Nothing but the pictures should be dropped; repeat the rest of the data below exactly.
....
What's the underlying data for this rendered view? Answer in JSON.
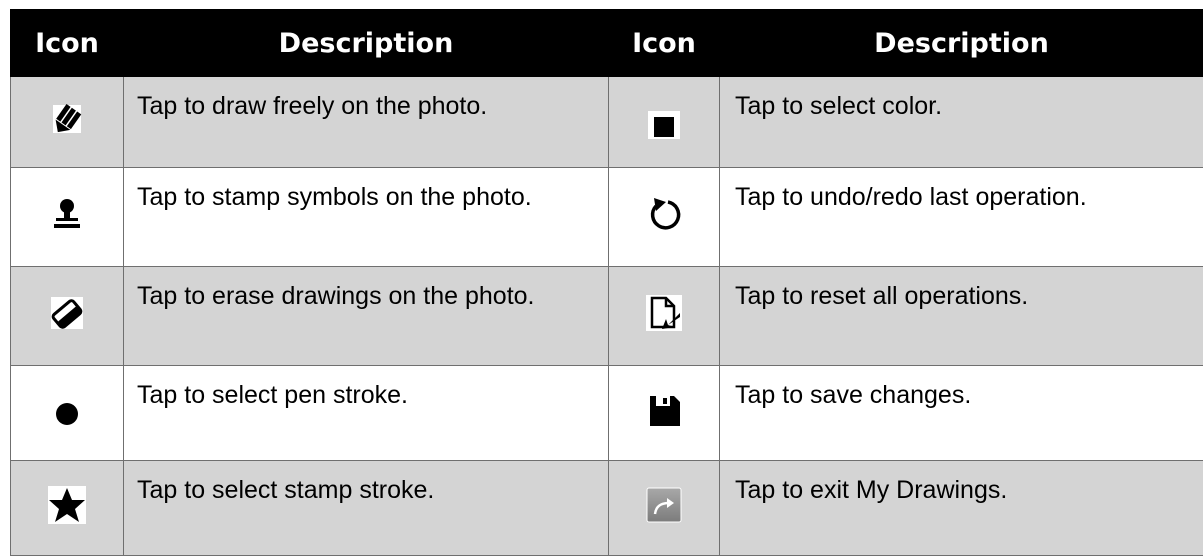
{
  "header": {
    "icon_col_left": "Icon",
    "description_col_left": "Description",
    "icon_col_right": "Icon",
    "description_col_right": "Description"
  },
  "rows": [
    {
      "left": {
        "icon": "draw-pen-icon",
        "description": "Tap to draw freely on the photo."
      },
      "right": {
        "icon": "color-swatch-icon",
        "description": "Tap to select color."
      }
    },
    {
      "left": {
        "icon": "stamp-icon",
        "description": "Tap to stamp symbols on the photo."
      },
      "right": {
        "icon": "undo-redo-icon",
        "description": "Tap to undo/redo last operation."
      }
    },
    {
      "left": {
        "icon": "eraser-icon",
        "description": "Tap to erase drawings on the photo."
      },
      "right": {
        "icon": "reset-icon",
        "description": "Tap to reset all operations."
      }
    },
    {
      "left": {
        "icon": "pen-stroke-icon",
        "description": "Tap to select pen stroke."
      },
      "right": {
        "icon": "save-icon",
        "description": "Tap to save changes."
      }
    },
    {
      "left": {
        "icon": "stamp-stroke-star-icon",
        "description": "Tap to select stamp stroke."
      },
      "right": {
        "icon": "exit-arrow-icon",
        "description": "Tap to exit My Drawings."
      }
    }
  ],
  "colors": {
    "header_bg": "#000000",
    "header_text": "#ffffff",
    "row_grey": "#d4d4d4",
    "row_white": "#ffffff",
    "border": "#6f6f6f"
  }
}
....
### Final answer
What's the underlying data for this rendered view? Answer in JSON.
{
  "header": {
    "icon_col_left": "Icon",
    "description_col_left": "Description",
    "icon_col_right": "Icon",
    "description_col_right": "Description"
  },
  "rows": [
    {
      "left": {
        "icon": "draw-pen-icon",
        "description": "Tap to draw freely on the photo."
      },
      "right": {
        "icon": "color-swatch-icon",
        "description": "Tap to select color."
      }
    },
    {
      "left": {
        "icon": "stamp-icon",
        "description": "Tap to stamp symbols on the photo."
      },
      "right": {
        "icon": "undo-redo-icon",
        "description": "Tap to undo/redo last operation."
      }
    },
    {
      "left": {
        "icon": "eraser-icon",
        "description": "Tap to erase drawings on the photo."
      },
      "right": {
        "icon": "reset-icon",
        "description": "Tap to reset all operations."
      }
    },
    {
      "left": {
        "icon": "pen-stroke-icon",
        "description": "Tap to select pen stroke."
      },
      "right": {
        "icon": "save-icon",
        "description": "Tap to save changes."
      }
    },
    {
      "left": {
        "icon": "stamp-stroke-star-icon",
        "description": "Tap to select stamp stroke."
      },
      "right": {
        "icon": "exit-arrow-icon",
        "description": "Tap to exit My Drawings."
      }
    }
  ],
  "colors": {
    "header_bg": "#000000",
    "header_text": "#ffffff",
    "row_grey": "#d4d4d4",
    "row_white": "#ffffff",
    "border": "#6f6f6f"
  }
}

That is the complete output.